The amount of CO2 vehicles emit depends largely on the transport method. For private freight vehicles mainly used by private businesses that tend to carry small volumes of freight per trip, CO2 emissions per ton/kilometer are seven times higher than emissions from business freight vehicles that efficiently and collectively carry freight (calculated by the Ministry of Land, Infrastructure, Transport and Tourism).

Business freight vehicles that are already operating efficiently, notably those belonging to the businesses participating in the Green Eco Project that comprised the subject of this analysis, have already been working to achieve very efficient transportation. If top-ranked freight businesses receive some kind of recommendation, there are concerns that oppressive competition may be triggered.

The TMG therefore defines the benchmarks not as an established ranking, but as indicators to classify fuel efficiency levels. The TMG also plans to ask shippers to refer to these classifications (such as "Class A and upwards," "Class B and upwards," and "Class C and upwards") when ordering distribution services so that they can choose suitable distributors from their own particular point of view.
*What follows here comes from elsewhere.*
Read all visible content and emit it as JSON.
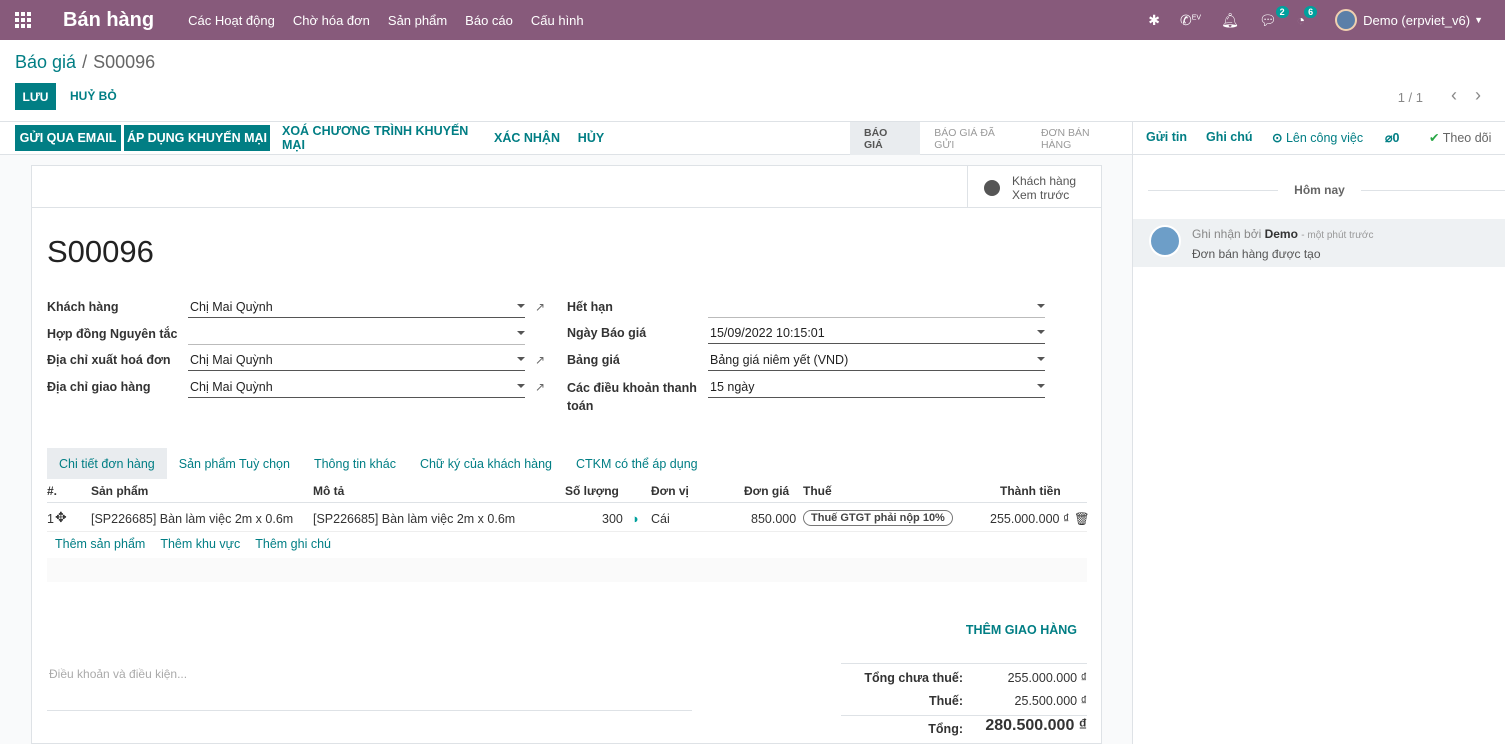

Actual classification evaluations are undertaken by cargo distributors, which are required to submit to the TMG data of travel distances and fueling amounts for each vehicle they own. These data will be used to classify cargo distributors after summarizing the evaluations of each vehicle belonging to the 39 groups.

In the future, the TMG will publish the names of distributors that have been evaluated and divided into these classes as a way of recommending them to the citizens of Tokyo and other shippers. By doing so, the TMG hopes that distributors who have been making voluntary efforts to implement environmentally friendly initiatives such as eco-driving, despite the absence of incentives or obligations for such efforts, can without delay receive the acclaim and support of society.

The TMG also plans to consider including cargo distributors which use private freight vehicles in their business in the benchmark program, providing that they can report data accurate enough for a benchmark evaluation. As mentioned above, however, the TMG has been recommending a shift from private freight vehicle use to business vehicle use wherever possible in order to promote transportation efficiency.

In its consideration of this new system that utilizes evaluations based on indicators of fuel efficiency, the TMG has been working with the Green Purchasing Network, whose members include major corporations and local governments across the country.

Regarding a voluntary evaluation system according to cargo distributors' application, the TMG is planning to implement it on a trial basis in FY2012 (publication is not determined yet), implement fully in FY2013.

As part of the leading green purchasing activity, the TMG is planning to actively promote the use of cargo distributors which received high evaluation by this new system. It aims to give incentive to business operators that make efforts including eco-driving, further encourage such efforts, and drastically reduce CO2 emissions from long-distance transport vehicles, one of the major CO2 emitters.

Written by Nobuko Saigusa